However, the T20 task force responsible for this policy brief observed that despite promises, few LSLAs are currently sustainable or responsible, and that there is a dearth of reliable information around such investments. It therefore makes various proposals to ensure that the G20 acts to protect people's land rights, ensure local economic benefits and limit environmental harm.

The mechanisms of human rights should be included in global supply chains

The task force suggests establishing a working group to compile information on the member countries that already practice due diligence with respect to human rights, with a view to drafting common minimum standards in the long term. It acknowledges that while change is urgently needed, this will be a long-term undertaking.

The G20 should take the lead in increasing transparency for LSLAs in and by G20 member states

The policy brief states that the G20 should encourage initiatives to enforce the implementation of guidelines for responsible, transparent agricultural investment by G20 member states. In particular, it recommends that project- and company-level information on LSLAs be made publicly available on open data platforms.

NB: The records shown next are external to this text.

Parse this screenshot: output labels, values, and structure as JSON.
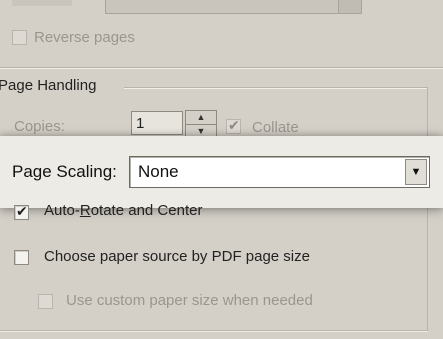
{
  "reverse_pages": {
    "label": "Reverse pages",
    "checked": false,
    "enabled": false
  },
  "page_handling": {
    "title": "Page Handling",
    "copies_label": "Copies:",
    "copies_value": "1",
    "collate_label": "Collate",
    "collate_checked": true,
    "page_scaling_label": "Page Scaling:",
    "page_scaling_value": "None",
    "auto_rotate_prefix": "Auto-",
    "auto_rotate_accel": "R",
    "auto_rotate_suffix": "otate and Center",
    "auto_rotate_checked": true,
    "choose_source_label": "Choose paper source by PDF page size",
    "choose_source_checked": false,
    "custom_size_label": "Use custom paper size when needed",
    "custom_size_checked": false
  },
  "icons": {
    "check": "✔",
    "spin_up": "▲",
    "spin_down": "▼",
    "dropdown": "▼"
  }
}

Similarly, it states that the G20 should ensure that public entities are fully transparent, notably by making release of information mandatory for projects that receive public support. That information should include the main investors, the area of land acquired and its location, the consultation processes implemented, the displacement of local people, and project progress.

A working group to foster transparency

Lastly, the task force concludes that G20 member states should build a working group to foster open data on LSLAs, to enable stakeholders to hold investors to account and thus boost the sustainability of such investments and make investors more responsible.

It calls upon the G20 to put sustainable and responsible investment, trade, and supply chains on the agenda of the G20 Trade and Investment Working Group.

* T20 (or Think20) is the G20 "ideas bank", providing research-based recommendations and facilitating interactions between the G20 and the research community.

Responsible large-scale agricultural investments in and by G20 countries: a call for more transparency
Insa Flachsbarth, Jann Lay, Kerstin Nolte, Angela Harding, Ward Anseeuw, Jérémy Bourgoin
T20 Task Force 10 (Sustainable Energy, Water and Food Systems), 2020.